The Opioid Epidemic Rages On, and Yet they Are Still Pumping out pills

The Opioid Epidemic Rages On, As We Sit in Prison

If my life spiraled out of control as a result of ingesting that one half of a Percocet innocently in a moment of sheer agony, how many other lives have been affected in a similar way? How many households have now been turned upside down because housewives have discovered the same thing I did?

Addiction not only affects the lives of those battling it head on, but sadly the people around us who are forced to watch the devastating havoc it wreaks on loved ones. When people are in the midst of the struggle, they are unconscious of the pain felt by family members standing by helplessly watching their decline. Instead, we run. Chasing a feeling. Chasing the wind, as it’s all a fleeting moment, anyway.

For years my mom sat by watching her first-born and only daughter self-destruct. At the time I was aware that she knew of my problem, but uncertain if anyone else knew I was drowning. She did know, and she was heartbroken.
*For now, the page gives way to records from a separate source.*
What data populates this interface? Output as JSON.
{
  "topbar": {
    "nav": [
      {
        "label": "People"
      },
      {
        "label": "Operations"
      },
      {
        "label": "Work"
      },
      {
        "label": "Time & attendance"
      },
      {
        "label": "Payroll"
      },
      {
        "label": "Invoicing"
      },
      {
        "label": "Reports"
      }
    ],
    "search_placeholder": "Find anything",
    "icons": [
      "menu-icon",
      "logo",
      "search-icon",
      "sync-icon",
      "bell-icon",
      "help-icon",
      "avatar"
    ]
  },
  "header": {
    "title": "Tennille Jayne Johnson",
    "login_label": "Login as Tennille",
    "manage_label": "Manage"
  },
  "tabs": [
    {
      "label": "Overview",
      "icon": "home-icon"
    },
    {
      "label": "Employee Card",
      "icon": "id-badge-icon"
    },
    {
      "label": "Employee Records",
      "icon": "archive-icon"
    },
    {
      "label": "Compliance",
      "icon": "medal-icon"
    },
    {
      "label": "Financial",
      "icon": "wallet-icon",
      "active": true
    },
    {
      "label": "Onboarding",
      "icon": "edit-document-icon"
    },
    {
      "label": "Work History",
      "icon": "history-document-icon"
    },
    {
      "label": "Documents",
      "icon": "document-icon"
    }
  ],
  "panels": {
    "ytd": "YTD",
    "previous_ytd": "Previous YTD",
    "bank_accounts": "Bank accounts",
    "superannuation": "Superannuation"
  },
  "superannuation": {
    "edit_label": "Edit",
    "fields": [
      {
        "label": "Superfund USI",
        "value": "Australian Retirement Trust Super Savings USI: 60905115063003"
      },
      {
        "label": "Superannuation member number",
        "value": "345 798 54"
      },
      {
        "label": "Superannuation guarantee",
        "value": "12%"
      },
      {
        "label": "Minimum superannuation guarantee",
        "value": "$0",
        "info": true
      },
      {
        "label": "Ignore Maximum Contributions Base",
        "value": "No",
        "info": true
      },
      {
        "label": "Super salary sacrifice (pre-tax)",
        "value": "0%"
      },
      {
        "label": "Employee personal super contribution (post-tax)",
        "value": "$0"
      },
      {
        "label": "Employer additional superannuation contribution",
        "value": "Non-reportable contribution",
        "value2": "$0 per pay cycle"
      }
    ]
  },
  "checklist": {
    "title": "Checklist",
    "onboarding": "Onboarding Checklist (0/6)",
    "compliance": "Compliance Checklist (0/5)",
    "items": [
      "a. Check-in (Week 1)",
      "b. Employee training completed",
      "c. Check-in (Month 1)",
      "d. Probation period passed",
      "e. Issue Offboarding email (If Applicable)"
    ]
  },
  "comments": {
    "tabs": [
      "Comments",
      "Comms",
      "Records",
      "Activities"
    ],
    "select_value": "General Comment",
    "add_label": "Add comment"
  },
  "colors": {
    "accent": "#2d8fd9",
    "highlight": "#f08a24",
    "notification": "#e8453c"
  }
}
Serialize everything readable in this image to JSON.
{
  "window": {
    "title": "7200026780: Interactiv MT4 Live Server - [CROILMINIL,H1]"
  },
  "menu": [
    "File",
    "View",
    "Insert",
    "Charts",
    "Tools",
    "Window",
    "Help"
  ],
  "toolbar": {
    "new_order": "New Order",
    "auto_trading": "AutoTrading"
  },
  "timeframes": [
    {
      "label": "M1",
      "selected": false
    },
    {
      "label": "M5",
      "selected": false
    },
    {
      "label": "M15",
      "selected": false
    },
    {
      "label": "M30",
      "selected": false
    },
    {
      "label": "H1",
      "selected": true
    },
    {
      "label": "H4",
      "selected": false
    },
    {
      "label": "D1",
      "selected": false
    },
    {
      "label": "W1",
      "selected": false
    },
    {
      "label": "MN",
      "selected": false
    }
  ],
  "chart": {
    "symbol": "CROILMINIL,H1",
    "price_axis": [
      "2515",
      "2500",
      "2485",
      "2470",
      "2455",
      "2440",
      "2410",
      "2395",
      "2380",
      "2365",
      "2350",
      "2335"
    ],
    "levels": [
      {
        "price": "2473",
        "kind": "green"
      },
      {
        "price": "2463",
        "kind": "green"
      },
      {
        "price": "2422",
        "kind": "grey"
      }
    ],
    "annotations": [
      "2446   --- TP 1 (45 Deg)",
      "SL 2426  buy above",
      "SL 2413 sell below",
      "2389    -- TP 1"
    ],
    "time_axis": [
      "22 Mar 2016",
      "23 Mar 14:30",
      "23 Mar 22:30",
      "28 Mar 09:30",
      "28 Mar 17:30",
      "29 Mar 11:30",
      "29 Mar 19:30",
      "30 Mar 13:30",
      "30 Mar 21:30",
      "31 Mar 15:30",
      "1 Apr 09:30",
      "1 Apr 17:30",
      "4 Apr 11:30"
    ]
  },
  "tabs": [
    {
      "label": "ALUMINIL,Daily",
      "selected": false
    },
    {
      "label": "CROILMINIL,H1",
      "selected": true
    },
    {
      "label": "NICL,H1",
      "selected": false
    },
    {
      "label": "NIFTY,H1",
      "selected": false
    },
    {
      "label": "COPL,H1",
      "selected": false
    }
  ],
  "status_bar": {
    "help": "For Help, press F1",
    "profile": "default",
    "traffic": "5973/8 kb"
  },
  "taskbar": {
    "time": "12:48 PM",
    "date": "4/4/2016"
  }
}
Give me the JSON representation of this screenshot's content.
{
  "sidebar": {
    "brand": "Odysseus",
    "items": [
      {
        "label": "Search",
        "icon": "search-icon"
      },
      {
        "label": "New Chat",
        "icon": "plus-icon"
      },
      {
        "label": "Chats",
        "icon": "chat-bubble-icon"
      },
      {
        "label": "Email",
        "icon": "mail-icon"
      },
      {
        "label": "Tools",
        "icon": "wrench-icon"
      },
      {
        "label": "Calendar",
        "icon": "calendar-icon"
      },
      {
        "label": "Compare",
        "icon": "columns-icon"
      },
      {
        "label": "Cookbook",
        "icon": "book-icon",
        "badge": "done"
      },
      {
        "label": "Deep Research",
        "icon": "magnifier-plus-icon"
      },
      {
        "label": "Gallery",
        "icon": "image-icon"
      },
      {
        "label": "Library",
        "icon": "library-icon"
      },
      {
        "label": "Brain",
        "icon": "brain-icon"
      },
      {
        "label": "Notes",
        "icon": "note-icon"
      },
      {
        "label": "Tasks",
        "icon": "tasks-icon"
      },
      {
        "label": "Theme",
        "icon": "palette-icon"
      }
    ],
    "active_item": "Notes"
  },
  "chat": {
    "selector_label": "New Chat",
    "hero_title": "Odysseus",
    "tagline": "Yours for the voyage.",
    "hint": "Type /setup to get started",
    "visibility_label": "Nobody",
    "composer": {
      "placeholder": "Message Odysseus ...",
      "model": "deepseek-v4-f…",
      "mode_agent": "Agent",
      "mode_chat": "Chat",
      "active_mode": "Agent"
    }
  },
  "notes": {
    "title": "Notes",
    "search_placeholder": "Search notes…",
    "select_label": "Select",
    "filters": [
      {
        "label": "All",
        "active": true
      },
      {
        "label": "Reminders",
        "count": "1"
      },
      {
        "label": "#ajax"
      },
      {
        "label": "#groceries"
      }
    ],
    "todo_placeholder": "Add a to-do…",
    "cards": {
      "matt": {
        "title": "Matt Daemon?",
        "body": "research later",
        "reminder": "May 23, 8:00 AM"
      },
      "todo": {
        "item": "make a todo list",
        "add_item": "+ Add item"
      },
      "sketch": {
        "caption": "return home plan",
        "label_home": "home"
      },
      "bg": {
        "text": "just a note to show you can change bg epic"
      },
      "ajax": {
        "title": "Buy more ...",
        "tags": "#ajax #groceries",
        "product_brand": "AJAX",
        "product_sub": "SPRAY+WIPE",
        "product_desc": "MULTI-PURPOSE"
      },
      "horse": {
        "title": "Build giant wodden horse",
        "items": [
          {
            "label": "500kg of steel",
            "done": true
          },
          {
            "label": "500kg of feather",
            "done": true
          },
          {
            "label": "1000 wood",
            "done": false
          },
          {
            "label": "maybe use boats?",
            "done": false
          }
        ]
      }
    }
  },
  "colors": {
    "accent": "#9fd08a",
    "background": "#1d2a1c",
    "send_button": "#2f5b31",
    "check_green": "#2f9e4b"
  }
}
But I was thankful because I lived alone with my infant son so she did not have to witness all of it up close and personal. Like on those mornings when I woke up reaching for my pill bottle and glass of water before I could even wake my son up and start my day. Or on those days when I had no pills, and it was all I could do to drag myself out of bed to care for my son.

Most days she only witnessed the euphoria after I found a way to get pills anytime I needed them. With easy access to elation, I was on a constant high, with a terrible downward descent.

Days were spent consuming two pills every two hours when I felt myself coming back down to Earth. When I felt myself resume the reality I sought to escape, I twisted the cap off of my pill bottle, poured 20mg of bliss into my palm and downed them with water.

Don’t miss our 50 at 50 series: one current or former prisoner published a day until New Year’s Day 2022.

And off again I floated. From this project to that, be it cleaning the apartment, cooking, doing laundry or washing my car, I had the energy to do it. And so I did. Barely eating. Just fleeting from here to there and losing myself in the process. 

Literally. I ended up with a weight of 120 pounds, which sounds healthy for my frame and height. The manner in which I lost it, though, was anything but healthy. But I was in the middle of this, so I could not see out naturally.

I didn’t even realize what I looked like on the outside until one day I watched my son, now at the tender and impressionable age of two, imitate me throwing back pills into my mouth and taking a sip of water to wash them down. I was horrified. I was embarrassed. But most of all, I was ashamed. Ashamed of what had become of me. 

I haven’t spoken of that incident except one other time in my life. But witnessing the epidemic as it now occurs in countless lives, I must warn others. These pills are dangerous, people!

This epidemic has been occuring, only on a smaller scale and very quietly in the homes of Black communities for years. It has only grown and gained momentum and attention because it has begun to affect white households alike. Now that “Mary Elizabeth” is having the same problem that Chanell had, America can now see the problem because it has come directly into their living rooms. 

Welcome home, America.

Chanell Burnette is a writer incarcerated at the Fluvanna Correctional Center for Women in Virginia. You can view her full bio here.

Chanell Burnette is a writer incarcerated at the Fluvanna Correctional Center for Women in Virginia. You can view her full bio here.

More Articles

Subscribe To Our Newsletter

Join our mailing list to receive the latest news and updates from our team.

You have Successfully Subscribed!